MPD, Mac council focus on COVID education

Chad Frey

The routine pullover of a car by the McPherson Police Department reinforced, to chief Mikel Golden, the need for education about COVID-19 mitigation efforts.

“Two people in the car were quarantined but still out at the bar,” Golden said. “You almost took out my whole shift. That is your safety that you are going to send home to be quarantined for 14 days. ... If you are quarantined, stay home.”

That incident came in the middle of a campaign — Kick Covid — launched recently by the city in an attempt to educate city residents on how to slow the spread of the pandemic.

The commission also enacted a mask ordinance, requiring mask usage anywhere that social distancing cannot be observed.

“No ordinance will beat he pandemic. People cooperating with each other and caring for each other is what will make the difference,” said Tom Brown, mayor of McPherson.

As he made that statement Nov. 23, Shalei Shea, director of the McPherson County Health Department was issuing her own.

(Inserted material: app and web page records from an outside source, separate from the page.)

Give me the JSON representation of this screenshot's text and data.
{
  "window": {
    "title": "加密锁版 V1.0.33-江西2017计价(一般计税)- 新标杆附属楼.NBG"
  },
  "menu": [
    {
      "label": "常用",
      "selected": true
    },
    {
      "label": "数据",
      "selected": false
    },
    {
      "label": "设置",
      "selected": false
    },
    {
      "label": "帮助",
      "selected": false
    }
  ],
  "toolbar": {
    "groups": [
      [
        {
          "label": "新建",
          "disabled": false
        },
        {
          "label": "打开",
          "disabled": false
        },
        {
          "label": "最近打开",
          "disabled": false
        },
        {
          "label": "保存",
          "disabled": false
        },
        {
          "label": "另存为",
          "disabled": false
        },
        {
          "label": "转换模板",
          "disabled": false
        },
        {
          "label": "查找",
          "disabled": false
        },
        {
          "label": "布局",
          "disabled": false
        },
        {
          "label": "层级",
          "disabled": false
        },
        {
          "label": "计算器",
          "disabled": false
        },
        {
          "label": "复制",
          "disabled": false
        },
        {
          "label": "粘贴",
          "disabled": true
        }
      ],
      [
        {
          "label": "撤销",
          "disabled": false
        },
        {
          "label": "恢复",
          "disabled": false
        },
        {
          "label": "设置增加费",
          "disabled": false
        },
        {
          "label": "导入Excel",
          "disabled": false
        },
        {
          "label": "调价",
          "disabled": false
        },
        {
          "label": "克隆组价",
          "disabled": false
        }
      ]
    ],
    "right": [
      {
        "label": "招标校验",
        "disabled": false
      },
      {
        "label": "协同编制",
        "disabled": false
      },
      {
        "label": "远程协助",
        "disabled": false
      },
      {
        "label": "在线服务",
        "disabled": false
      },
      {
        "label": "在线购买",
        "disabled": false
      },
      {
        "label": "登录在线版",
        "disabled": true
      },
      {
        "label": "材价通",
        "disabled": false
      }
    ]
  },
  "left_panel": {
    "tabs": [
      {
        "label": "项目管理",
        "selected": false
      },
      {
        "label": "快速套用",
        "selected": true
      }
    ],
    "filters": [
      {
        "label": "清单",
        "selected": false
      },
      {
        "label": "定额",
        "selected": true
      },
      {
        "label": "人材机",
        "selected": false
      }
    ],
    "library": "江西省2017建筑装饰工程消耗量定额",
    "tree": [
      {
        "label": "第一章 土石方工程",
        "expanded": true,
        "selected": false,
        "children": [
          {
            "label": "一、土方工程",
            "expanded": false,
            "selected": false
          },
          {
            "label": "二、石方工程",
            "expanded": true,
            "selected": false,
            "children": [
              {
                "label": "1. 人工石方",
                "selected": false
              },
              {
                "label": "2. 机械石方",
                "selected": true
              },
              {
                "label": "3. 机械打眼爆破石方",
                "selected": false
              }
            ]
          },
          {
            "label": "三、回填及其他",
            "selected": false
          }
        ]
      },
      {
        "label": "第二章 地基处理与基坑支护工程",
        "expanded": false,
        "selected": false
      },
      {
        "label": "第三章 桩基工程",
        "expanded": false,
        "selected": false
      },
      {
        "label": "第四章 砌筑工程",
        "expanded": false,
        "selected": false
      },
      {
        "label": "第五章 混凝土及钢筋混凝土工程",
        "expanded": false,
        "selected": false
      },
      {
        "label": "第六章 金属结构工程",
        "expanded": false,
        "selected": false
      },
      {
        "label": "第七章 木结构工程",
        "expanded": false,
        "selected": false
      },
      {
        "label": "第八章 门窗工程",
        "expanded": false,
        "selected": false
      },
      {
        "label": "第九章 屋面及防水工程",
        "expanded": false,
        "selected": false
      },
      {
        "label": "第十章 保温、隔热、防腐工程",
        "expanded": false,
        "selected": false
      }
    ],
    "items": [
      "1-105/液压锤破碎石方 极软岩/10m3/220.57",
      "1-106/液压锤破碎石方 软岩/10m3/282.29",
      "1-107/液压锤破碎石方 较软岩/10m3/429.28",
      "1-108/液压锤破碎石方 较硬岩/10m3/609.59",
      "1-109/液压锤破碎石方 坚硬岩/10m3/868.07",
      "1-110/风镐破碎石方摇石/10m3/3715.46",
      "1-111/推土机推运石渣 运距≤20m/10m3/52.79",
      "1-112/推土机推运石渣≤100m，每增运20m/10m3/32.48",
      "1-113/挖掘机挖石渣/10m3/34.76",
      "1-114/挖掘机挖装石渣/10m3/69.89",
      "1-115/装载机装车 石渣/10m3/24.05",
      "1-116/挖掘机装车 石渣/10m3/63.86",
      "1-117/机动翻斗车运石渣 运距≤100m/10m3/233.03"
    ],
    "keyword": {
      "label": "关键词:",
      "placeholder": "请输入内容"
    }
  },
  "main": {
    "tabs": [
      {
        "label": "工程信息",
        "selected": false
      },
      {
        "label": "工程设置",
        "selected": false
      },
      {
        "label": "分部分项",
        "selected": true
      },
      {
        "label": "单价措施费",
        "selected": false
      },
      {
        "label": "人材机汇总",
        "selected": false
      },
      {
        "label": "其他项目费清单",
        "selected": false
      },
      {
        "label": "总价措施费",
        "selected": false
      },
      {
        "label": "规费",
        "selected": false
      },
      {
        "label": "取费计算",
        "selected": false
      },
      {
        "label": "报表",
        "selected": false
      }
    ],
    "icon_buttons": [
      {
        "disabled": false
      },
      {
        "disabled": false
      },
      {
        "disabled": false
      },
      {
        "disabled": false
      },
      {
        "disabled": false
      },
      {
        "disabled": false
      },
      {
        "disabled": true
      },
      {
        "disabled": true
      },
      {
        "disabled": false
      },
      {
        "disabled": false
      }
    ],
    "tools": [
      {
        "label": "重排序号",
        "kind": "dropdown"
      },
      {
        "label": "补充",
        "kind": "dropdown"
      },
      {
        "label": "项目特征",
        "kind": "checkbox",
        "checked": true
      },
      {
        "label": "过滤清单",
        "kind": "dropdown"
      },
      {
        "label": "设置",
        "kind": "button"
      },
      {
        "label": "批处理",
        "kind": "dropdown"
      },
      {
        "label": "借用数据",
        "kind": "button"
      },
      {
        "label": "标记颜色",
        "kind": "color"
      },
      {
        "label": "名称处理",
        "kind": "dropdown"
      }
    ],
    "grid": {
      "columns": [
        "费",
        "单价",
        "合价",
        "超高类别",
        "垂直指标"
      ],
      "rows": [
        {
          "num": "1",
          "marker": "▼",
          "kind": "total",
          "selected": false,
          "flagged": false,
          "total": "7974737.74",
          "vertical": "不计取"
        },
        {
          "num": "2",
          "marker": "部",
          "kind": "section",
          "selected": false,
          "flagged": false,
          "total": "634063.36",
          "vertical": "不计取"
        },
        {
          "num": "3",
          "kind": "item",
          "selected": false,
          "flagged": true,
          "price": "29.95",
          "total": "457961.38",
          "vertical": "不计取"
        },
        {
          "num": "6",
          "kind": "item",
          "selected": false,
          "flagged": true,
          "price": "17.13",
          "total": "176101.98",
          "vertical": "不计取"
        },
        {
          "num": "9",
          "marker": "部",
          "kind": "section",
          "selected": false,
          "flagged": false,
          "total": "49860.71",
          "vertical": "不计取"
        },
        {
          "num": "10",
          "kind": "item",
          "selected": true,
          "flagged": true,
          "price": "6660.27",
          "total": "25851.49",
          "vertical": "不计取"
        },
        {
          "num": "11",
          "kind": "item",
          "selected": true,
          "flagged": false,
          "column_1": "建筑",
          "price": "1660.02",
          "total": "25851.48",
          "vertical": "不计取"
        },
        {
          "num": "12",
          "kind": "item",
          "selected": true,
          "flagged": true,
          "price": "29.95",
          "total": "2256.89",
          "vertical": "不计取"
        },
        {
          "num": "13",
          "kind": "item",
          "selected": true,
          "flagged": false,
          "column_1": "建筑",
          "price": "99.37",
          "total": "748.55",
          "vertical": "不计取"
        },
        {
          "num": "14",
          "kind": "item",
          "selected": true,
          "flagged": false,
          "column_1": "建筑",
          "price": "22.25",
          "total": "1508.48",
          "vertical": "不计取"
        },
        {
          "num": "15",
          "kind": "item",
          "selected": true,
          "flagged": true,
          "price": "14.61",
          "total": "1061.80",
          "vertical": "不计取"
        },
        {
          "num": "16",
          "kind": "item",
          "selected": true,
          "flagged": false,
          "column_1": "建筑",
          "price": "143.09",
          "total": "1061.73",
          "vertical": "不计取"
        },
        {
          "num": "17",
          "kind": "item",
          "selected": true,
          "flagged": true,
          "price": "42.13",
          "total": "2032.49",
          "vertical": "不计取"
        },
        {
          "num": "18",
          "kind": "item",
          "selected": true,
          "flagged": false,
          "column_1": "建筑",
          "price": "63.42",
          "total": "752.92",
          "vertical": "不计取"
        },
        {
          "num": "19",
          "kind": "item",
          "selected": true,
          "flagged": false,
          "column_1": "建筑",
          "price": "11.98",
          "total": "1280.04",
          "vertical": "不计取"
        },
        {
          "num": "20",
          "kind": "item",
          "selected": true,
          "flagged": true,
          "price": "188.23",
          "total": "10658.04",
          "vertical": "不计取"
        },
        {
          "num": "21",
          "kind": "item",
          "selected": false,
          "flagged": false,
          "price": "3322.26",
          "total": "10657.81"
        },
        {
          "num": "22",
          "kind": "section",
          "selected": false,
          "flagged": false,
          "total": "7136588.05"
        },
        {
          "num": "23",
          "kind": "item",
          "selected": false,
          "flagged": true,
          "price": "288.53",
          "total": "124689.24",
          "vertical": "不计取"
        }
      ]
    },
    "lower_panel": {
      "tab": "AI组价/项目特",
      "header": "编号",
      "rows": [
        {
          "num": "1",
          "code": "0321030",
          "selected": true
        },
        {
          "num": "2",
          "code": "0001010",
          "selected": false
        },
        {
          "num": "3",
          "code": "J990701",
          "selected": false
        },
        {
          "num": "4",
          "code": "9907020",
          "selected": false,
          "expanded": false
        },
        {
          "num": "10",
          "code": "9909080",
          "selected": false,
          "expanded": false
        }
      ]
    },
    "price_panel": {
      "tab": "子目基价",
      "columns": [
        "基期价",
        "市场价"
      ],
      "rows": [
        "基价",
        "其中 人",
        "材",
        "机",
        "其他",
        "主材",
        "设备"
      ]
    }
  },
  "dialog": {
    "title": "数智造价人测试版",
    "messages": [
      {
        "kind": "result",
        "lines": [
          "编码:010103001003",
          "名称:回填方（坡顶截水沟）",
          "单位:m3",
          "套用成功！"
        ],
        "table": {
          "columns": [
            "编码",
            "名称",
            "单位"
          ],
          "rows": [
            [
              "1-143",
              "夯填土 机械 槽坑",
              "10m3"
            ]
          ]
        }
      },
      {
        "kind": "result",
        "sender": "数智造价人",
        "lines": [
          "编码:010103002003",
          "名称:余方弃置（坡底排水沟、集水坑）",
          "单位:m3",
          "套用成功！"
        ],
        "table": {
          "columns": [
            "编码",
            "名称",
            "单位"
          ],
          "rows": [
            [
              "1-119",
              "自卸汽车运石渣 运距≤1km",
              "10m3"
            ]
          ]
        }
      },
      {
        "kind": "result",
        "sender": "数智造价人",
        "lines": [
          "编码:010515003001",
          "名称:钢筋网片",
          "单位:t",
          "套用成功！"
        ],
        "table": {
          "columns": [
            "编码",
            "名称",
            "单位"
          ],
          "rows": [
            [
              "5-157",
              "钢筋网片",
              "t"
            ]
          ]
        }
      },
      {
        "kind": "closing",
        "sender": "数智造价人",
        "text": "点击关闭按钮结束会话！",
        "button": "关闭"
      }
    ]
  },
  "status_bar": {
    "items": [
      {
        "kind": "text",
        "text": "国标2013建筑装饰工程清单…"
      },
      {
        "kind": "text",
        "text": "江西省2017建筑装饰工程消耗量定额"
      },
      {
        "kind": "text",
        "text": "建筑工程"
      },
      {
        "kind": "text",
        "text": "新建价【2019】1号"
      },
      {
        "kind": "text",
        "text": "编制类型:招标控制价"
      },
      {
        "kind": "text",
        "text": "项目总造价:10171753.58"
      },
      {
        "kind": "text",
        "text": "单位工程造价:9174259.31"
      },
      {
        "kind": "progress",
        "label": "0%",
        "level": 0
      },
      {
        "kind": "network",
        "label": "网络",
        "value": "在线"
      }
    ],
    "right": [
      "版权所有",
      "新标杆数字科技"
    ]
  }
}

“Our communities are going to be making difficult decisions surrounding how to proceed as cases climb and the healthcare system is strained,” Shea wrote in a news release. “Please note these decisions are not made lightly but are vital to the future of our communities. We want to keep “business as usual,” our children in schools, our workplaces functioning in person, and our healthcare system well-equipped. Each individual McPherson County resident plays an important role in our communities, part of which includes keeping our society healthy.“

The statement reported 68 new cases in a 48-hour time period for the county — down from previous reports in the 80s for the same period.

“We are off the high, but we need to go further,” Brown said. “... I know it is getting tiring.”

Brown discussed an effort by McPherson Police to be seen in downtown — not to enforce the city mask ordinance, but to monitor mask usage.

“We are not looking to bring down the hammer, but we do want to mnake checks see how things are going,“ Brown said.

The chief, and assistant chief, head downtown for a walk on Fridays.

Golden said his department concentrates on education — rather than fines and enforcement.

And he likes the results. On a recent walk he observed what he estimated were 98 percent of people wearing masks.

“There were only a couple people who did not, and they were socially distanced,” Golden said. “... It is good to see people shopping local and wearing a mask. A lot of the business said this year has been hard for them. They are stuggling. They are in a little bit of hurt. They need us to shop local.”